* THE TASK:
Scan the entries below for the word "number" and copy every line in which it occurs.
-------- SUPPLIED ENTRIES --------
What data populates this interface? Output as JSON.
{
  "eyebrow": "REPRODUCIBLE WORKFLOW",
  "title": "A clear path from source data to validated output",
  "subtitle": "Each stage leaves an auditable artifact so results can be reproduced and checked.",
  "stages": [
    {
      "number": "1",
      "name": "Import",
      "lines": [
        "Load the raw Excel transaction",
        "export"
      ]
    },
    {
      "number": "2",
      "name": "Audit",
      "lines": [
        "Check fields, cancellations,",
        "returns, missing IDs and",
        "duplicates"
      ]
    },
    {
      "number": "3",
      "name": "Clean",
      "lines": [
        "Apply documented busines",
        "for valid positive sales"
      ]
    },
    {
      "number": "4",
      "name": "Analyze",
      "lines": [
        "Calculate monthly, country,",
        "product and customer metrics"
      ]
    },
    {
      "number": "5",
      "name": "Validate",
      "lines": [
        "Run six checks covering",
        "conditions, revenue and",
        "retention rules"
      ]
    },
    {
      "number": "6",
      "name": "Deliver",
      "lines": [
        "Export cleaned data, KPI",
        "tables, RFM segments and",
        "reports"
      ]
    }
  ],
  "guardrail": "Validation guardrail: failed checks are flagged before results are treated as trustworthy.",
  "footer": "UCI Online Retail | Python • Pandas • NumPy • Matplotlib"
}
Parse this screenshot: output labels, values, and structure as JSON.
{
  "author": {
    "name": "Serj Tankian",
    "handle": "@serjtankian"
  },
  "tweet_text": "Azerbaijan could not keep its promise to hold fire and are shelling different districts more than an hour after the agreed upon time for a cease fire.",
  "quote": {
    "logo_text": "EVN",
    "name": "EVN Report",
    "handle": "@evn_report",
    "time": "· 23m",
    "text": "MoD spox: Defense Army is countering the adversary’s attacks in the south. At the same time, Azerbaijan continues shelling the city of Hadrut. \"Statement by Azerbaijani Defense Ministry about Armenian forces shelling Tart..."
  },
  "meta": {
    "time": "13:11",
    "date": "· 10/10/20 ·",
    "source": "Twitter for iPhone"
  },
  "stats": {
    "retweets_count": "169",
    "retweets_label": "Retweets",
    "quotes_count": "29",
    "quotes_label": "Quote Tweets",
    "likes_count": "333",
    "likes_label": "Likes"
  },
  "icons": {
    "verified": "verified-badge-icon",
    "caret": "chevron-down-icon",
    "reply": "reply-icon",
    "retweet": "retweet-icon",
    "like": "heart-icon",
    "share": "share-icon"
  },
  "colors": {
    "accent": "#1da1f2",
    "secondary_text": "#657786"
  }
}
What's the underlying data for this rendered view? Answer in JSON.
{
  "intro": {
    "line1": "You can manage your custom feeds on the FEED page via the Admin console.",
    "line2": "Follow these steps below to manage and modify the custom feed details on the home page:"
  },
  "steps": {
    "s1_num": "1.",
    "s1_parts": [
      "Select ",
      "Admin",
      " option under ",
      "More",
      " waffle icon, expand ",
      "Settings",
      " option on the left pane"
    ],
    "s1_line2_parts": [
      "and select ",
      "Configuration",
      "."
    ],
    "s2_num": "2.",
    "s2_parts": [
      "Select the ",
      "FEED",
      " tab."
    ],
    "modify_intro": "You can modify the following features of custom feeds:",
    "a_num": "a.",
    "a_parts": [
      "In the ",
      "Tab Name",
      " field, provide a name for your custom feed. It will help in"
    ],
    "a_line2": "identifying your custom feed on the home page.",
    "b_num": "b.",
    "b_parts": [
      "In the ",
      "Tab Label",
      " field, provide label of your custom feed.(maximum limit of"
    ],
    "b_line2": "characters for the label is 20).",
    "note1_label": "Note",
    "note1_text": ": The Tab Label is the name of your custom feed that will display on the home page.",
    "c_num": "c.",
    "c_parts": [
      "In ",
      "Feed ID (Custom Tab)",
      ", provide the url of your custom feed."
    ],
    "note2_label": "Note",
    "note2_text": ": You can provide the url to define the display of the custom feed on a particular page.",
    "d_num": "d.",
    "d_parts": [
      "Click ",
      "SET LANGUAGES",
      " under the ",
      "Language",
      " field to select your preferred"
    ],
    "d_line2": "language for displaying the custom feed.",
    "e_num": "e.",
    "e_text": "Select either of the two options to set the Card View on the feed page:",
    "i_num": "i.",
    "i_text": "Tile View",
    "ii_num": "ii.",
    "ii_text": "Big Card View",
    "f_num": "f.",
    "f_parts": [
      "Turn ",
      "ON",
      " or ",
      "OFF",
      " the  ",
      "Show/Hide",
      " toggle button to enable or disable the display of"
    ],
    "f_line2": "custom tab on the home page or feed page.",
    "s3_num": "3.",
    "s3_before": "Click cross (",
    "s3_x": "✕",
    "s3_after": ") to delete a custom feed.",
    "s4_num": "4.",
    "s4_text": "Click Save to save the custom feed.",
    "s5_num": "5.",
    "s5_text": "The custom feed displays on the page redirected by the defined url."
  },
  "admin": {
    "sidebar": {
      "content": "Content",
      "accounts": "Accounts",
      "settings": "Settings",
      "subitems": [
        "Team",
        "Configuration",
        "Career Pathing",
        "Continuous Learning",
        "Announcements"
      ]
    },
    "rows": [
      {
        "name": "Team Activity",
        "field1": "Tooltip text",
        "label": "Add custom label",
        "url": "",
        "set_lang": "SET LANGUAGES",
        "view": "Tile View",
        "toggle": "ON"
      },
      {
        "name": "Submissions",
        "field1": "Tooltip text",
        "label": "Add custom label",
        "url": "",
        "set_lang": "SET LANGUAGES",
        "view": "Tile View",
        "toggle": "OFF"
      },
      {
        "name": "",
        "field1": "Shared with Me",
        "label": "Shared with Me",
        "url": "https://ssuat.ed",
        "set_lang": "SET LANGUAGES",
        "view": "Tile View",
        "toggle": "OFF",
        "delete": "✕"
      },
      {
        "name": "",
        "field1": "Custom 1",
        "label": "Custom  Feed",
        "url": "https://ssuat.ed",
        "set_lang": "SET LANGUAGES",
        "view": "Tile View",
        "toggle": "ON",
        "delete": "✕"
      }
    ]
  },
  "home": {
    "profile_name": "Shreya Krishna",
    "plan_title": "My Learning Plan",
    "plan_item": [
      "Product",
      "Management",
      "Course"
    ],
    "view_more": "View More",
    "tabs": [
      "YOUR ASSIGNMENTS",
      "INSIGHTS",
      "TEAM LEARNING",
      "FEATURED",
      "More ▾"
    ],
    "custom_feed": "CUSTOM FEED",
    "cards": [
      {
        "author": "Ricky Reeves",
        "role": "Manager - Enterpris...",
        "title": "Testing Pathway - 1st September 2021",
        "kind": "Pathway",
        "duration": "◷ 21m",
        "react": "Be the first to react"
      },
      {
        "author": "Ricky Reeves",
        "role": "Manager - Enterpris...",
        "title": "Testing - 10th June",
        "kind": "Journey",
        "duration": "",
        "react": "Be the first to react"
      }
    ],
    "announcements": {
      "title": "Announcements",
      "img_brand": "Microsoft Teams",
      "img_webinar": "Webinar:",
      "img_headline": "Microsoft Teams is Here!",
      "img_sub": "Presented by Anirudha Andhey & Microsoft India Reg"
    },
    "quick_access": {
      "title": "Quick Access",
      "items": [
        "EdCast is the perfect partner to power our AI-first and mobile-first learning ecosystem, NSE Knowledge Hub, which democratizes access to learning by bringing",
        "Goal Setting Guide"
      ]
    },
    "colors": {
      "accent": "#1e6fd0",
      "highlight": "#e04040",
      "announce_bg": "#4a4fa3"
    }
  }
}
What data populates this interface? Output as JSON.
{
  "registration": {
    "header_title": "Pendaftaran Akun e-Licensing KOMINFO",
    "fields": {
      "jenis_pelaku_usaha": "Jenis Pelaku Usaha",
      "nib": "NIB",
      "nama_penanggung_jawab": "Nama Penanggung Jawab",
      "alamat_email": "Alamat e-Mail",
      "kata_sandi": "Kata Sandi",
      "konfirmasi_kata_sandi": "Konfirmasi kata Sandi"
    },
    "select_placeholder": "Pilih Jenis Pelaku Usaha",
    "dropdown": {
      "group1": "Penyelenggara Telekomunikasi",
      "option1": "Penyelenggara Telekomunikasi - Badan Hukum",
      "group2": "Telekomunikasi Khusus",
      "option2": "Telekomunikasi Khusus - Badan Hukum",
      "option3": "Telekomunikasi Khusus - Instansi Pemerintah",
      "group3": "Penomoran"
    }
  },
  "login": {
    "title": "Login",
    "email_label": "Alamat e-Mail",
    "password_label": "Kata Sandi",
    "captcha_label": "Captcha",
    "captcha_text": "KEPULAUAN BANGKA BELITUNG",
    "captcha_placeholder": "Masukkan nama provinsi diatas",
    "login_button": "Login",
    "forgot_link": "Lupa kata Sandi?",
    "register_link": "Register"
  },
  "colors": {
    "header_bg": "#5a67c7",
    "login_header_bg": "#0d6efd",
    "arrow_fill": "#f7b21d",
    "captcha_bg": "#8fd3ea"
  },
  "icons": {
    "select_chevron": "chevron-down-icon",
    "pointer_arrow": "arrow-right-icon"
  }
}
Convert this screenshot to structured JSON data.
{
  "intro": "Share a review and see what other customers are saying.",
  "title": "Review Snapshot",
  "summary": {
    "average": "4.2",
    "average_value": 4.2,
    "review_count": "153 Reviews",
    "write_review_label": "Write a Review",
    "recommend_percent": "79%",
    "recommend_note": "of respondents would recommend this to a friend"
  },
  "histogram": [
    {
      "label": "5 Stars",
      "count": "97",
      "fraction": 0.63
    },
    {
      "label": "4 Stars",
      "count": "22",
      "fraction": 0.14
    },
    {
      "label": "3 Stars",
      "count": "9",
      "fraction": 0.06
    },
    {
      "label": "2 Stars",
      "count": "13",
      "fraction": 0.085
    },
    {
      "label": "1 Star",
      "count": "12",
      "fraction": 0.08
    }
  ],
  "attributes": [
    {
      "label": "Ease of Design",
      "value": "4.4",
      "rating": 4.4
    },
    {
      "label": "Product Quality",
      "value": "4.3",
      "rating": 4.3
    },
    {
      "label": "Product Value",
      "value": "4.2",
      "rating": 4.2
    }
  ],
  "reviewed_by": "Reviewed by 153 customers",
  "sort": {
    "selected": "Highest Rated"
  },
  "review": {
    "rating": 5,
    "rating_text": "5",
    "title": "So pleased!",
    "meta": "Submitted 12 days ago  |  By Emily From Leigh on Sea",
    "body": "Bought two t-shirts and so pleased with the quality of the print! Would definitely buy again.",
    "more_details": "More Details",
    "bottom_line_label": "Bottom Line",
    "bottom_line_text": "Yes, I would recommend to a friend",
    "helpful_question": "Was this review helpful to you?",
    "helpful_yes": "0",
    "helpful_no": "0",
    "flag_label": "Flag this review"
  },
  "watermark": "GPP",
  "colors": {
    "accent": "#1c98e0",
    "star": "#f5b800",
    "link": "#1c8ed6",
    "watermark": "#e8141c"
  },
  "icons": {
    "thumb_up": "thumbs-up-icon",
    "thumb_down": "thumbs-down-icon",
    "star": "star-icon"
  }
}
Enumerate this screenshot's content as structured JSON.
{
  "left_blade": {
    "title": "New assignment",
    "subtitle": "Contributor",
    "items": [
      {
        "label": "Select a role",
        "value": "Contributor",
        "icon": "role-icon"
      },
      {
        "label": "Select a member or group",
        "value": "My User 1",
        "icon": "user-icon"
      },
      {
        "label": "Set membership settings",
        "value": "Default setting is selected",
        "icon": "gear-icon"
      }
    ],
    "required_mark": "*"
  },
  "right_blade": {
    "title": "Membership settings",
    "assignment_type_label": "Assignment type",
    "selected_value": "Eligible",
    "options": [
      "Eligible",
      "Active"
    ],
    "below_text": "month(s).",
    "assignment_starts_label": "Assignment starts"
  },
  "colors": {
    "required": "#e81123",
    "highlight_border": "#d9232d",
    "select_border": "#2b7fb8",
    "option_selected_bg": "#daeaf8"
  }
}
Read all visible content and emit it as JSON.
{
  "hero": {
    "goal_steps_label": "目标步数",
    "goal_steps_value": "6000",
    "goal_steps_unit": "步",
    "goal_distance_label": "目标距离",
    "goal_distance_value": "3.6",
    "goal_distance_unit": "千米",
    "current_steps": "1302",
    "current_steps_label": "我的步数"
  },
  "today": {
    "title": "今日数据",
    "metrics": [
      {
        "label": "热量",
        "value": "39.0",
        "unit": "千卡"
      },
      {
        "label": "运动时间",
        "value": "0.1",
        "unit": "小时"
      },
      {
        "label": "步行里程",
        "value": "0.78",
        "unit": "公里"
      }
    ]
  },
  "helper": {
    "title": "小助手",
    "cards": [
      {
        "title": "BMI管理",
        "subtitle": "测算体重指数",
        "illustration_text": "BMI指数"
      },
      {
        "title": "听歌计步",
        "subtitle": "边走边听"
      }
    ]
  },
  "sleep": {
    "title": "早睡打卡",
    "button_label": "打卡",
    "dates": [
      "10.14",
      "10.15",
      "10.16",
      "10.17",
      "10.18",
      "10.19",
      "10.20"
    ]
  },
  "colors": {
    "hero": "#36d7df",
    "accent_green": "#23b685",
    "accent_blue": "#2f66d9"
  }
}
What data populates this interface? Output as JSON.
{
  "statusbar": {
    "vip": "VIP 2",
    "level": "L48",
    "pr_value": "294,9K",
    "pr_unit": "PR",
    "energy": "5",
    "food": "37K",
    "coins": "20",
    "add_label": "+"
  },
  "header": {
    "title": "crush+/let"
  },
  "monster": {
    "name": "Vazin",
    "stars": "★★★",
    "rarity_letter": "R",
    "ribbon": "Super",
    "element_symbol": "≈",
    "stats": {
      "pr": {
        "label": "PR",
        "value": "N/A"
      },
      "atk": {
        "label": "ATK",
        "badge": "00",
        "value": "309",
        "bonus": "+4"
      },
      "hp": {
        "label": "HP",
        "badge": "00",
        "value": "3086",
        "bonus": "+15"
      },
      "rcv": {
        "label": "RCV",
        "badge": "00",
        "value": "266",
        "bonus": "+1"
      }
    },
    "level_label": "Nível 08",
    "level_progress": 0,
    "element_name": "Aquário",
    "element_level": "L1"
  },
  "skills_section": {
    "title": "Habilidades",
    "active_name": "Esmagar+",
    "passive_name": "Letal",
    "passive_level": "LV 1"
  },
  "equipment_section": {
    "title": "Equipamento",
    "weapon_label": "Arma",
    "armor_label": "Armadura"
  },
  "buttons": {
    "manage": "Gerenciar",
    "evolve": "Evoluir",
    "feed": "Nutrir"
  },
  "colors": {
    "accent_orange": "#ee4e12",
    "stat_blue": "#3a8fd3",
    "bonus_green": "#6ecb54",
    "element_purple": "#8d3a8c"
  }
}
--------
* RESULT OF THE EXERCISE:
      "number": "1",
      "number": "2",
      "number": "3",
      "number": "4",
      "number": "5",
      "number": "6",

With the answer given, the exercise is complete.